-- Information follows --
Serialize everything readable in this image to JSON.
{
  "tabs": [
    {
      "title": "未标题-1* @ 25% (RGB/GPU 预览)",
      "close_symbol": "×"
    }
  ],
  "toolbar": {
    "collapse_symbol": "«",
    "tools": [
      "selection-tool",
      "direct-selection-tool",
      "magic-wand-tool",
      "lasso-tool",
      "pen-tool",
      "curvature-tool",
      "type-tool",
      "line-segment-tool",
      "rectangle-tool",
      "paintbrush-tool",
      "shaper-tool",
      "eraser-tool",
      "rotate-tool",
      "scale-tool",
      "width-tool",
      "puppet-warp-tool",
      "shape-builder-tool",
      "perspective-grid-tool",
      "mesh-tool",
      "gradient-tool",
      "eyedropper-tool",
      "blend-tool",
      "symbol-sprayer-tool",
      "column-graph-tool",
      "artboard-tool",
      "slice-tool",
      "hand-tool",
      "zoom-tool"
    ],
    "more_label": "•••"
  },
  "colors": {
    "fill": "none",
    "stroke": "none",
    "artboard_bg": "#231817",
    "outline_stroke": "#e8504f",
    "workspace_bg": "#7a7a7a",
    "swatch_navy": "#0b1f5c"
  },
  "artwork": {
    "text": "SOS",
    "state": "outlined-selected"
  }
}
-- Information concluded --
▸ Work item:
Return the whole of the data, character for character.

▸ Written solution:
Serialize everything readable in this image to JSON.
{
  "tabs": [
    {
      "title": "未标题-1* @ 25% (RGB/GPU 预览)",
      "close_symbol": "×"
    }
  ],
  "toolbar": {
    "collapse_symbol": "«",
    "tools": [
      "selection-tool",
      "direct-selection-tool",
      "magic-wand-tool",
      "lasso-tool",
      "pen-tool",
      "curvature-tool",
      "type-tool",
      "line-segment-tool",
      "rectangle-tool",
      "paintbrush-tool",
      "shaper-tool",
      "eraser-tool",
      "rotate-tool",
      "scale-tool",
      "width-tool",
      "puppet-warp-tool",
      "shape-builder-tool",
      "perspective-grid-tool",
      "mesh-tool",
      "gradient-tool",
      "eyedropper-tool",
      "blend-tool",
      "symbol-sprayer-tool",
      "column-graph-tool",
      "artboard-tool",
      "slice-tool",
      "hand-tool",
      "zoom-tool"
    ],
    "more_label": "•••"
  },
  "colors": {
    "fill": "none",
    "stroke": "none",
    "artboard_bg": "#231817",
    "outline_stroke": "#e8504f",
    "workspace_bg": "#7a7a7a",
    "swatch_navy": "#0b1f5c"
  },
  "artwork": {
    "text": "SOS",
    "state": "outlined-selected"
  }
}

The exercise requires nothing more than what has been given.